Primary school children are the key to bridging the construction skills gap, according to the most senior training manager at one the country’s largest construction firms.
Steve Hammond, who oversees all new recruits at Anderson – a leading contractor and property developer – and sits on numerous national advisory boards for training provision, said the sector was concentrating solely on recruiting teenagers into apprenticeship roles when this was “too little too late”.
He said his focus was moving towards children as young as five as part of a programme designed to “change mindset, kill stereotypes and plan for the future.”
“The UK construction industry is facing a well-reported skills shortage due to tradespeople retiring or leaving the sector without being replaced,” he said. “It’s an issue that is a serious problem, especially as the pressure is on to meet building requirements and end a national housing crisis.
“In recent years, the industry has focused on sourcing new recruits from sixth form colleges and tried very hard to educate them on the breadth of opportunities and the range of roles within the sector.
“But what we are increasingly finding is that many young people – and their parents and teachers – still see construction as a second-rate career choice. Of course, we can tell them otherwise and educate them on the range of options out there, but it’s become obvious to me that it’s too little, too late.
“This is why I am now focusing my efforts on really young children – as young as five.”
Before the pandemic, Anderson had started taking primary school groups on site visits and visiting schools with construction-based activities designed for the different key stages.
Five to seven-year-olds were given drainage and construction activities using sand and building materials while eight to 10-year-olds were asked to design a housing estate.
On top of this, Anderson devised a VR headset experience so they could take their building site into the classroom and let children explore without health and safety risks.
Mr Hammond said: “I want to see construction terms starting to seep into the curriculum. You’ve currently got children counting apples and pears or mapping the perimeter of a square in maths. Why not switch this up and look at how many bricks you need to build a wall or work out the perimeter of a construction site instead?
“We need to be encouraging young children to aspire to jobs that are crying out to be filled. The breadth of roles in our sector is extraordinary – we need to recruit bricklayers, groundworkers and plumbers as well as site managers, quantity surveyors and architects.
“What’s more – we need to encourage more women to consider this as a viable career path and this also involves changing mindset, killing stereotypes and planning for the future.”
Mr Hammond has worked at Anderson for eight years. He sits on the Construction Advisory Group, is an advisor to the Construction Industry Training Board and was chair of the Concrete Frames Training Forum.

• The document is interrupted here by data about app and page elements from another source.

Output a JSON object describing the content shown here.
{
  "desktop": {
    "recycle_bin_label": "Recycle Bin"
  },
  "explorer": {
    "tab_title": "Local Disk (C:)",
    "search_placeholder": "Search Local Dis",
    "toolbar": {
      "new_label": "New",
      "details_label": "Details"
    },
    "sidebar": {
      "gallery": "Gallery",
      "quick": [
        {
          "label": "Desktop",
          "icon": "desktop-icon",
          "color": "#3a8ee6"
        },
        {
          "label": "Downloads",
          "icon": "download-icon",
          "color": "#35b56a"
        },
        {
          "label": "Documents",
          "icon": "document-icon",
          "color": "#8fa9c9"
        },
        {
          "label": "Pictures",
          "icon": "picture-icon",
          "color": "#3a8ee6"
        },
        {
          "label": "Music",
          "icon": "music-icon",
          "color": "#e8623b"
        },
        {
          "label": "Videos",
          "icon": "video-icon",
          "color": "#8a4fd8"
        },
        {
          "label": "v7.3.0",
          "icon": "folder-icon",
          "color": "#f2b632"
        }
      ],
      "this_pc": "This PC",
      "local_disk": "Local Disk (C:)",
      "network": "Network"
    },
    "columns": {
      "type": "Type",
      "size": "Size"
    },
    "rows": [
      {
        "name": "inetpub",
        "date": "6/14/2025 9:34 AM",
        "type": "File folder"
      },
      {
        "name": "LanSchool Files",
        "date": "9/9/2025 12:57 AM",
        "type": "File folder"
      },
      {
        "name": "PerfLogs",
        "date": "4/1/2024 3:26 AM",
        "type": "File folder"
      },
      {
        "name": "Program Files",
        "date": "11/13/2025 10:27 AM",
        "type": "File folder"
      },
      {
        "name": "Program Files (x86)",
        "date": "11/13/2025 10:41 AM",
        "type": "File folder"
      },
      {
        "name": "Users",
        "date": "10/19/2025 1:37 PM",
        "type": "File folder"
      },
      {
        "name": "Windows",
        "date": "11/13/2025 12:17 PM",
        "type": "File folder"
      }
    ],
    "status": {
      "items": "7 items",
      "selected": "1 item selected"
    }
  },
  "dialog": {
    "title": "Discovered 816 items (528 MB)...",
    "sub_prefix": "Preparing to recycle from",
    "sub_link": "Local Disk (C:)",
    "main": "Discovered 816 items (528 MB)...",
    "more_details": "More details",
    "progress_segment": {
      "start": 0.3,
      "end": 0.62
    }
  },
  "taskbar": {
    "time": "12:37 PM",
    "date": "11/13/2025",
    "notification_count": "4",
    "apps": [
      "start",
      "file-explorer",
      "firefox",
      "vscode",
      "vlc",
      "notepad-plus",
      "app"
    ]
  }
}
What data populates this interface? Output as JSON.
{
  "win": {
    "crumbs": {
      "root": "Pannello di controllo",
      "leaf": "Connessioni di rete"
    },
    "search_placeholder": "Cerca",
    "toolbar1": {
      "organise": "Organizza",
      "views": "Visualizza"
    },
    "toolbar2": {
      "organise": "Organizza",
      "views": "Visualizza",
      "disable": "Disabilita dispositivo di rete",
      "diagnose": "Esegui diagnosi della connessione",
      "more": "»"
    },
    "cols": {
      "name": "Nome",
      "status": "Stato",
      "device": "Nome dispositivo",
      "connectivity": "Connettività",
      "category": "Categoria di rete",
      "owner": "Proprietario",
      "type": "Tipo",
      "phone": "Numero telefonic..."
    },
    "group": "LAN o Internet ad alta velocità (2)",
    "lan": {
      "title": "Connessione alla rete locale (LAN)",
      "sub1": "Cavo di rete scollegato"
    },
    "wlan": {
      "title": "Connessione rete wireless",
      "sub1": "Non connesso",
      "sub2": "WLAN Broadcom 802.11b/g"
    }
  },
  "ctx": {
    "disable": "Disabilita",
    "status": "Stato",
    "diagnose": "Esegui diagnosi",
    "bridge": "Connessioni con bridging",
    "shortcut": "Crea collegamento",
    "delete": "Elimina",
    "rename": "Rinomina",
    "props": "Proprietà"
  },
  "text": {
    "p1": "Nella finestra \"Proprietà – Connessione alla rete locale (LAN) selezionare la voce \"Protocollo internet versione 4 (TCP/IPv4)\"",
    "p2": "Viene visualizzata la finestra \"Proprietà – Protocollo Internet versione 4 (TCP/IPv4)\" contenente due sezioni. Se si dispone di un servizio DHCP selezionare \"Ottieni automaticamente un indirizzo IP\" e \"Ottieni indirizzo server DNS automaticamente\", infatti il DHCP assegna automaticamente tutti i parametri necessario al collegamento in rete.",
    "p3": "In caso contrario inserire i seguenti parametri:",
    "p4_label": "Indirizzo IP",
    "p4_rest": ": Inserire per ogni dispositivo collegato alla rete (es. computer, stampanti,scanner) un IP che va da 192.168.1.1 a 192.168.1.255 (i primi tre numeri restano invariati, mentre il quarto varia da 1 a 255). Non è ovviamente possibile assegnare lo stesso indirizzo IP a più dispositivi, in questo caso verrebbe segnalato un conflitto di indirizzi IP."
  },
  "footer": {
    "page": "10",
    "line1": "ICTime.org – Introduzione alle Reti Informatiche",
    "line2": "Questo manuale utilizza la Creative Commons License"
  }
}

He also sits on the skills and employability boards for Bexley Borough Council and Essex County Council and on the Essex Construction Training Association Board.
In the last eight years he has mentored 50 ground level 2 apprentices and 10 level 3 management apprentices.